* About this exercise:
The lines you return must be all those in the data that hold the string "type".

(Stored items from a collection)
────

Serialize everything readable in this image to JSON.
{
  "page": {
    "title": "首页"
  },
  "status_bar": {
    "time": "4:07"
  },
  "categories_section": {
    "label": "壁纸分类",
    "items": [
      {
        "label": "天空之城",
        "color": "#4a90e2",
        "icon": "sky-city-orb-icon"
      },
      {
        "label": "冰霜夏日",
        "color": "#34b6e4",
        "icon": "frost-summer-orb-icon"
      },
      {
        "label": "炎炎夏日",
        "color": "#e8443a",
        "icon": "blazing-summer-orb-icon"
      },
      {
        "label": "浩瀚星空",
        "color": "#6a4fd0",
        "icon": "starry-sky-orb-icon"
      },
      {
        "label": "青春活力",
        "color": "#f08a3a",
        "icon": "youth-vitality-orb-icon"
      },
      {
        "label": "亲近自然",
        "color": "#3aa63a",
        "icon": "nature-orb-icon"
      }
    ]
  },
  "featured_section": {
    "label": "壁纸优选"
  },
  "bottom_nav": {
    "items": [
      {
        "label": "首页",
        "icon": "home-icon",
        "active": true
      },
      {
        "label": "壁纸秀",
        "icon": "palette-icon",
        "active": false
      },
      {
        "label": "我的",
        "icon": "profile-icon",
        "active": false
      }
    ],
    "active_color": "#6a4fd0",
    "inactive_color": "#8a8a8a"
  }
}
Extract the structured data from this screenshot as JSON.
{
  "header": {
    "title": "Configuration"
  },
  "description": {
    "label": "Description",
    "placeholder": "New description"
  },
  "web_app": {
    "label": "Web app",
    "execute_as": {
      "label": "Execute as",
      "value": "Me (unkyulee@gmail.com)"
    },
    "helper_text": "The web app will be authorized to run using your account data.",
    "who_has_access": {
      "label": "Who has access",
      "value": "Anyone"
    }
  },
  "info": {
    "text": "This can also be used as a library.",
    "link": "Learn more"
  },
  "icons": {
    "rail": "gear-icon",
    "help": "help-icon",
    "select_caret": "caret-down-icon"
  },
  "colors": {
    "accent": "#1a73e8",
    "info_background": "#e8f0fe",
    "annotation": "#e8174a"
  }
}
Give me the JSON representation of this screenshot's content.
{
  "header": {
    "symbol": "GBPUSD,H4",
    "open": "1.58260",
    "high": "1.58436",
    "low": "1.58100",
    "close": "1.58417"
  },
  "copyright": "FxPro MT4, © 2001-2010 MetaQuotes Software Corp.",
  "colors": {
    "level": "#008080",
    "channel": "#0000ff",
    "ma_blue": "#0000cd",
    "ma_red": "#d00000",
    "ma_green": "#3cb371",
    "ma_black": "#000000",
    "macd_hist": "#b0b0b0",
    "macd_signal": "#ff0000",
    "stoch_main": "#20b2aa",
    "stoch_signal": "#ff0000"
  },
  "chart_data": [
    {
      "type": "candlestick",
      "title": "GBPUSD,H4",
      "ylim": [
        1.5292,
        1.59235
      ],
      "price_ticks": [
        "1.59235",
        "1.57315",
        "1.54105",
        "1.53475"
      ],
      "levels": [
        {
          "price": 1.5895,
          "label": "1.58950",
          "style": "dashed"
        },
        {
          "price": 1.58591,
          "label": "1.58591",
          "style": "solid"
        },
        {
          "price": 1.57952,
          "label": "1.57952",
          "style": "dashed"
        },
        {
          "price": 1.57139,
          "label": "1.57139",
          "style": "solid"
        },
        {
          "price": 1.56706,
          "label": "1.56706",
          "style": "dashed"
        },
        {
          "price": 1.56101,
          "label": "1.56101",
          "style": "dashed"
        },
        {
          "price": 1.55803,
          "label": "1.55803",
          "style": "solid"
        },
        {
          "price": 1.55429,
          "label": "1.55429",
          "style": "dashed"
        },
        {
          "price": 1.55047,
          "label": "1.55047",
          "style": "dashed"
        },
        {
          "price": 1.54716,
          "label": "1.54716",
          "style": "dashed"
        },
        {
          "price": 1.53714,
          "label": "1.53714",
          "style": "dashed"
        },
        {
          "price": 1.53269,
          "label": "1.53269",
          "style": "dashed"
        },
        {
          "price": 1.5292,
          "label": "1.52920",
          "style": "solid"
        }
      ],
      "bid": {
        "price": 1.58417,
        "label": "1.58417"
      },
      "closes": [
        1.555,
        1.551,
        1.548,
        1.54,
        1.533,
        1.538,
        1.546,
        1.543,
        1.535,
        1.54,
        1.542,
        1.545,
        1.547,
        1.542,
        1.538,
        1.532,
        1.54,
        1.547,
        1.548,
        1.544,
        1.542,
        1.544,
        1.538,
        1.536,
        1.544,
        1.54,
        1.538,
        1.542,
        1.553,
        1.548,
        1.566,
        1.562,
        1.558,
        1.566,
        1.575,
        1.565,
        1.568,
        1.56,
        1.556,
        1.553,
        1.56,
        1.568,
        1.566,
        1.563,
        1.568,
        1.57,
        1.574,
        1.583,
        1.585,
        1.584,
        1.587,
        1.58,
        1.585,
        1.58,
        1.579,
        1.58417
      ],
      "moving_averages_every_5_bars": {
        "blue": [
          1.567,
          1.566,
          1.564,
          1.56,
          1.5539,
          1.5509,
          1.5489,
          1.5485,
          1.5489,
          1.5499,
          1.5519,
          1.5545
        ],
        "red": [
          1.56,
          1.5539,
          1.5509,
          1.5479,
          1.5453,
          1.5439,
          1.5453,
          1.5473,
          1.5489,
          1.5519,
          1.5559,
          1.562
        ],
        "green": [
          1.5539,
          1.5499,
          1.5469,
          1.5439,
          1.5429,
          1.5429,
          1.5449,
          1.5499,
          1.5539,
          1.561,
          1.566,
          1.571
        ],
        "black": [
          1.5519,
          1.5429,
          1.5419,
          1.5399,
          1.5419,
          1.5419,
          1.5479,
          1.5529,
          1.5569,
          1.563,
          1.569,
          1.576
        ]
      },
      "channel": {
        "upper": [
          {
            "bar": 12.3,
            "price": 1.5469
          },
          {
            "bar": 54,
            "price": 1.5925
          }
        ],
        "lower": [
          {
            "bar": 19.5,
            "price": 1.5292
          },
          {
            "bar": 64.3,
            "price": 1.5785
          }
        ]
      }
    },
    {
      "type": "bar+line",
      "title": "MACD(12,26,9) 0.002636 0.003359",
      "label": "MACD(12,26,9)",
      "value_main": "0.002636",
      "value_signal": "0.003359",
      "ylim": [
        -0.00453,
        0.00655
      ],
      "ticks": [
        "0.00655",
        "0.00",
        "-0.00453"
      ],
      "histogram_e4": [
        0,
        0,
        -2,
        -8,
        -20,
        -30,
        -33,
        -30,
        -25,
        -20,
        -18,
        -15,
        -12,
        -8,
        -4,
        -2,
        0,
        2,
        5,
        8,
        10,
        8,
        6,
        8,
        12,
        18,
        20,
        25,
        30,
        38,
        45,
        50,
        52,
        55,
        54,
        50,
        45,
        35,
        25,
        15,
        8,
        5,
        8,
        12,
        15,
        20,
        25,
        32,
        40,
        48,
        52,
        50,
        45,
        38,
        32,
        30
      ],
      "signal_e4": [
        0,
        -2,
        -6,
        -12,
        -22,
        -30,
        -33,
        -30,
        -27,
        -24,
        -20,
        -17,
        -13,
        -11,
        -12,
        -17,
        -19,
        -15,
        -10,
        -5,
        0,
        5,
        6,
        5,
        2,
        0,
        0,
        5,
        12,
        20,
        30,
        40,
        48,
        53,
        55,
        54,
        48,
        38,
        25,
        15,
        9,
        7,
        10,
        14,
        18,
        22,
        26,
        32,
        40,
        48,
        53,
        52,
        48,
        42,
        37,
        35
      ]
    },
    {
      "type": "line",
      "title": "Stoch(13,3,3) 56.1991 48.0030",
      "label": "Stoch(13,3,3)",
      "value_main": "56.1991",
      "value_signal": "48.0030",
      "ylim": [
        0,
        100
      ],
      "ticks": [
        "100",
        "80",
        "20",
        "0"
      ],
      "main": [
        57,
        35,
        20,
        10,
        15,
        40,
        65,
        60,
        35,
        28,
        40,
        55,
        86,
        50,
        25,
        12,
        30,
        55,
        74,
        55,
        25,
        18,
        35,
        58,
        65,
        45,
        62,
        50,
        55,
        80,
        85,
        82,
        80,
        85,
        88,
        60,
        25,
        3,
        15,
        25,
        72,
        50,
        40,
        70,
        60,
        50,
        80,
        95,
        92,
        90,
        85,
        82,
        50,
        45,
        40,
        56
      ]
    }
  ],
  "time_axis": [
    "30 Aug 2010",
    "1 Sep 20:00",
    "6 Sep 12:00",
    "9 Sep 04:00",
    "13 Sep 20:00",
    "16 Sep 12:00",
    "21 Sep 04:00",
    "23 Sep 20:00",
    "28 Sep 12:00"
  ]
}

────

* Exercise response:
      "type": "candlestick",
      "type": "bar+line",
      "type": "line",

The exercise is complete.